### TASK TO COMPLETE
Produce a verbatim copy of the data below that contains no pictures.

■ ■ ■ ■

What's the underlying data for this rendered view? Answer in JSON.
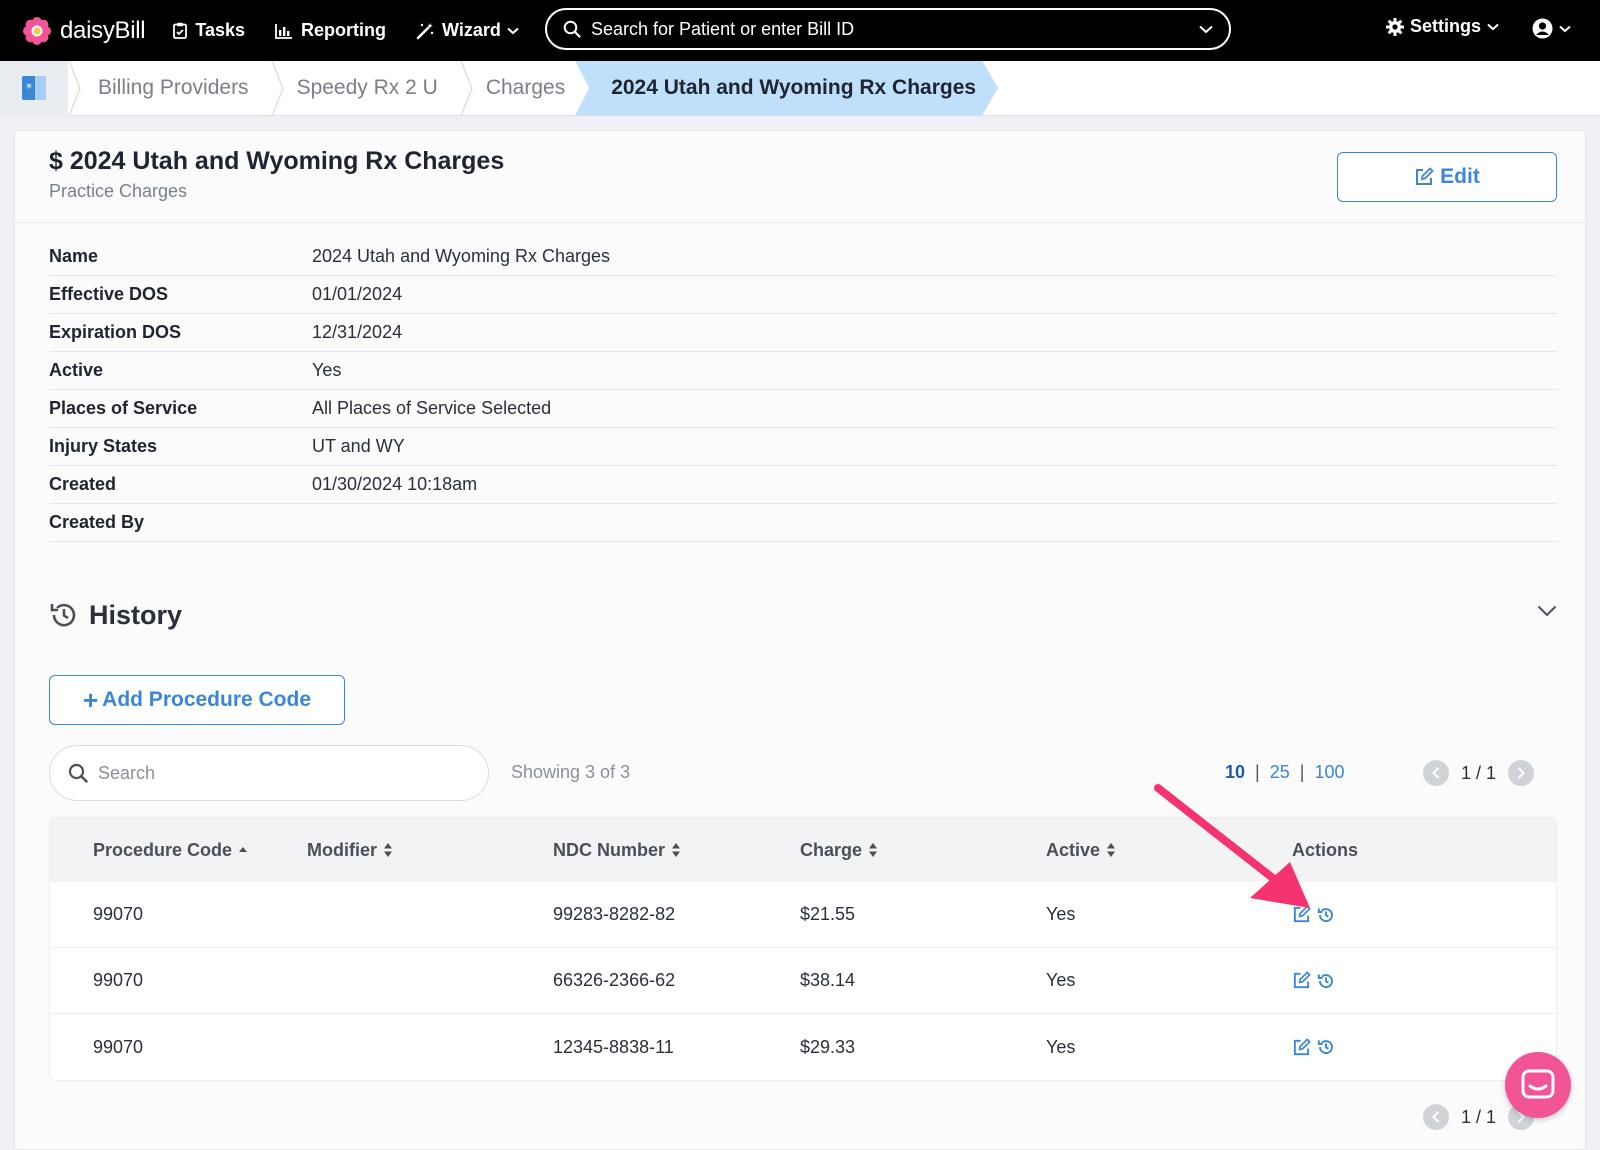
{
  "topnav": {
    "logo_text": "daisyBill",
    "tasks": "Tasks",
    "reporting": "Reporting",
    "wizard": "Wizard",
    "search_placeholder": "Search for Patient or enter Bill ID",
    "settings": "Settings"
  },
  "breadcrumb": {
    "items": [
      "Billing Providers",
      "Speedy Rx 2 U",
      "Charges"
    ],
    "active": "2024 Utah and Wyoming Rx Charges"
  },
  "header": {
    "title": "$ 2024 Utah and Wyoming Rx Charges",
    "subtitle": "Practice Charges",
    "edit_label": "Edit"
  },
  "details": [
    {
      "label": "Name",
      "value": "2024 Utah and Wyoming Rx Charges"
    },
    {
      "label": "Effective DOS",
      "value": "01/01/2024"
    },
    {
      "label": "Expiration DOS",
      "value": "12/31/2024"
    },
    {
      "label": "Active",
      "value": "Yes"
    },
    {
      "label": "Places of Service",
      "value": "All Places of Service Selected"
    },
    {
      "label": "Injury States",
      "value": "UT and WY"
    },
    {
      "label": "Created",
      "value": "01/30/2024 10:18am"
    },
    {
      "label": "Created By",
      "value": ""
    }
  ],
  "history": {
    "title": "History"
  },
  "add_button": {
    "plus": "+",
    "label": "Add Procedure Code"
  },
  "table_search": {
    "placeholder": "Search"
  },
  "showing": "Showing 3 of 3",
  "page_sizes": {
    "a": "10",
    "b": "25",
    "c": "100",
    "sep": "|"
  },
  "pager": {
    "label": "1 / 1"
  },
  "table": {
    "headers": {
      "procedure_code": "Procedure Code",
      "modifier": "Modifier",
      "ndc": "NDC Number",
      "charge": "Charge",
      "active": "Active",
      "actions": "Actions"
    },
    "rows": [
      {
        "code": "99070",
        "modifier": "",
        "ndc": "99283-8282-82",
        "charge": "$21.55",
        "active": "Yes"
      },
      {
        "code": "99070",
        "modifier": "",
        "ndc": "66326-2366-62",
        "charge": "$38.14",
        "active": "Yes"
      },
      {
        "code": "99070",
        "modifier": "",
        "ndc": "12345-8838-11",
        "charge": "$29.33",
        "active": "Yes"
      }
    ]
  },
  "colors": {
    "accent": "#3a87d6",
    "breadcrumb_active": "#bfe0fb",
    "annotation_arrow": "#f5336e",
    "chat": "#f25596"
  }
}
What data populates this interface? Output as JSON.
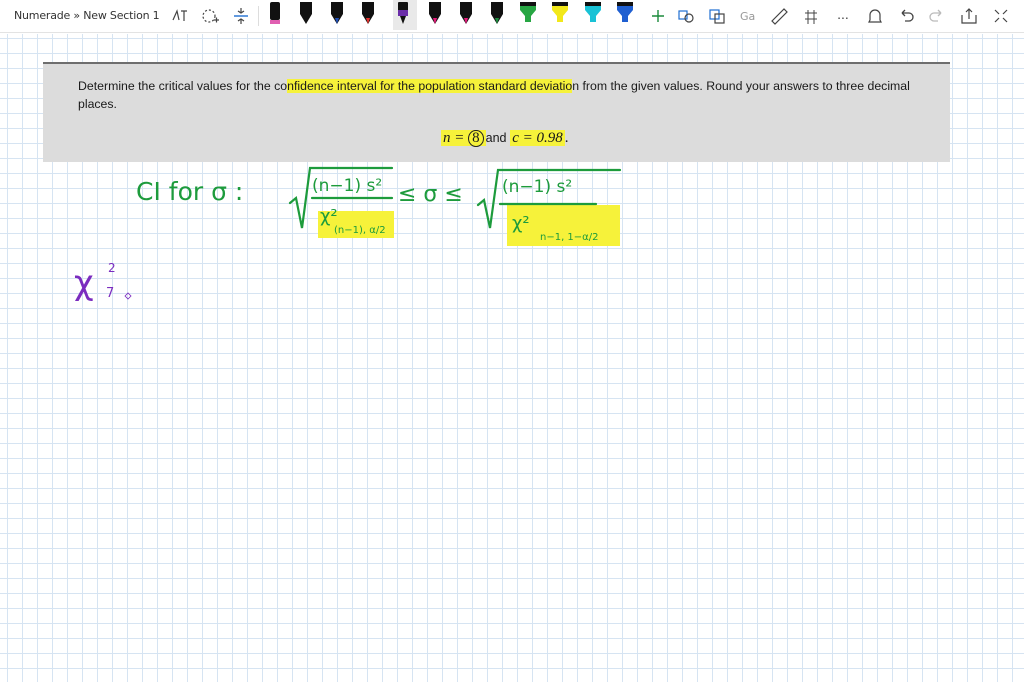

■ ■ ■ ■

### OUTPUT FOR THIS EXERCISE
What's the underlying data for this rendered view? Answer in JSON.
{
  "topnav": {
    "logo_text": "daisyBill",
    "tasks": "Tasks",
    "reporting": "Reporting",
    "wizard": "Wizard",
    "search_placeholder": "Search for Patient or enter Bill ID",
    "settings": "Settings"
  },
  "breadcrumb": {
    "items": [
      "Billing Providers",
      "Speedy Rx 2 U",
      "Charges"
    ],
    "active": "2024 Utah and Wyoming Rx Charges"
  },
  "header": {
    "title": "$ 2024 Utah and Wyoming Rx Charges",
    "subtitle": "Practice Charges",
    "edit_label": "Edit"
  },
  "details": [
    {
      "label": "Name",
      "value": "2024 Utah and Wyoming Rx Charges"
    },
    {
      "label": "Effective DOS",
      "value": "01/01/2024"
    },
    {
      "label": "Expiration DOS",
      "value": "12/31/2024"
    },
    {
      "label": "Active",
      "value": "Yes"
    },
    {
      "label": "Places of Service",
      "value": "All Places of Service Selected"
    },
    {
      "label": "Injury States",
      "value": "UT and WY"
    },
    {
      "label": "Created",
      "value": "01/30/2024 10:18am"
    },
    {
      "label": "Created By",
      "value": ""
    }
  ],
  "history": {
    "title": "History"
  },
  "add_button": {
    "plus": "+",
    "label": "Add Procedure Code"
  },
  "table_search": {
    "placeholder": "Search"
  },
  "showing": "Showing 3 of 3",
  "page_sizes": {
    "a": "10",
    "b": "25",
    "c": "100",
    "sep": "|"
  },
  "pager": {
    "label": "1 / 1"
  },
  "table": {
    "headers": {
      "procedure_code": "Procedure Code",
      "modifier": "Modifier",
      "ndc": "NDC Number",
      "charge": "Charge",
      "active": "Active",
      "actions": "Actions"
    },
    "rows": [
      {
        "code": "99070",
        "modifier": "",
        "ndc": "99283-8282-82",
        "charge": "$21.55",
        "active": "Yes"
      },
      {
        "code": "99070",
        "modifier": "",
        "ndc": "66326-2366-62",
        "charge": "$38.14",
        "active": "Yes"
      },
      {
        "code": "99070",
        "modifier": "",
        "ndc": "12345-8838-11",
        "charge": "$29.33",
        "active": "Yes"
      }
    ]
  },
  "colors": {
    "accent": "#3a87d6",
    "breadcrumb_active": "#bfe0fb",
    "annotation_arrow": "#f5336e",
    "chat": "#f25596"
  }
}
What data populates this interface? Output as JSON.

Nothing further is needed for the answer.